Charlottetown is going to be celebrating its birthday a little later this year.
Council gave the green light Monday to moving Natal Day celebrations from the first weekend in June to the first weekend in August.
The city will be turning 164 this year.
According to the city, there has never been any clear understanding internally of the decision behind holding Natal Day celebrations in June considering the city’s actual date of incorporation is April 17, 1855.
Through conversations with the city’s heritage researcher and collections co-ordinator, it has been discovered that a civic holiday for Natal Day was first proclaimed in 1957 and took place on Aug. 5 of that year.
- In 1956, 1957 and 1958 resolutions were passed that stated Charlottetown would have a civic holiday in August to celebrate Natal Day
- In 1958, it was moved to Aug. 13 to coincide with Old Home Week
- According to the city’s heritage department, Natal Day was being celebrated in June by the 1990s
- The act to incorporate the Town of Charlottetown was passed on April 17, 1855
- The first election was held on Aug. 7, 1855
- The first council meeting was held Aug. 11, 1855 in the upstairs parlour of 70 Sydney St.
In the 1990s, Natal Day was being celebrated for a time on the Father’s Day weekend. Council members wanted to get away from that date, so they made it a week earlier.
According to the city’s heritage department, it was in the 1990-early 2000 period under either Mayor Tex MacDonald or Mayor George MacDonald when the event was changed to the second weekend in June, away from Father’s Day weekend.
It was also taken into consideration that the weather is a bit more temperamental in early June than it is in August.
In addition, the past few years have seen the introduction of two big fundraising events on the old Natal Day weekend — the Ronald McDonald House PJ Walk for Kids in support of Ronald McDonald House Charities Atlantic and the annual Saints Peter & Paul Middle Eastern Festival in support of Saints Peter & Paul Orthodox Church.
The scheduling of these events, which include very similar programming to Natal Day activities (pancake breakfast, face painting, inflatables) have them going head to head, affecting crowd sizes.
Coun. Kevin Ramsay, chairman of the events management committee, said there’s even more reason to switch the dates.

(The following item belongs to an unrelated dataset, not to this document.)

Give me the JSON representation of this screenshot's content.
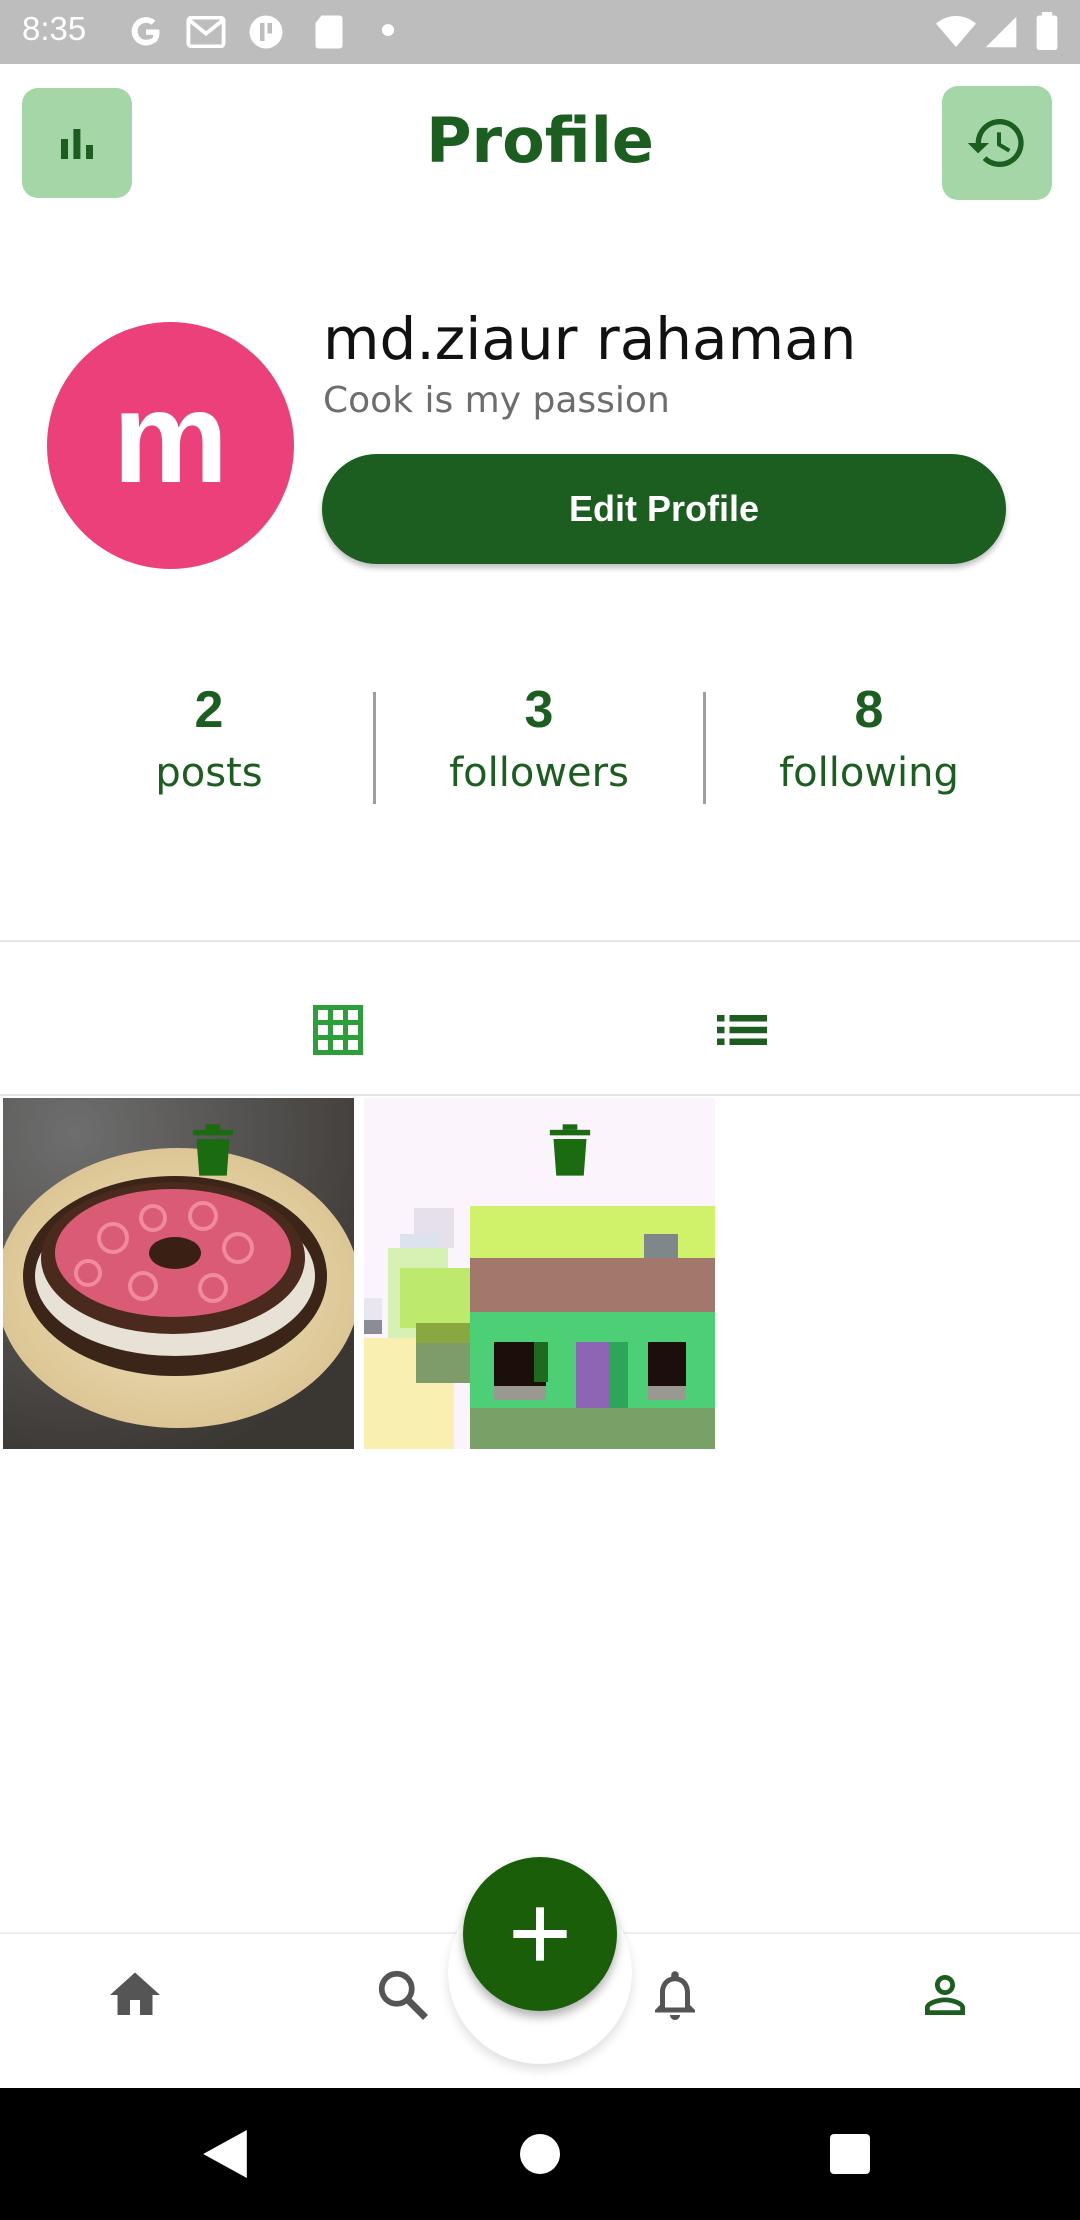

“Eight to nine other provinces go at that time of the year,’’ Ramsay said of the first weekend in August. “(June) was a floating date all along.’’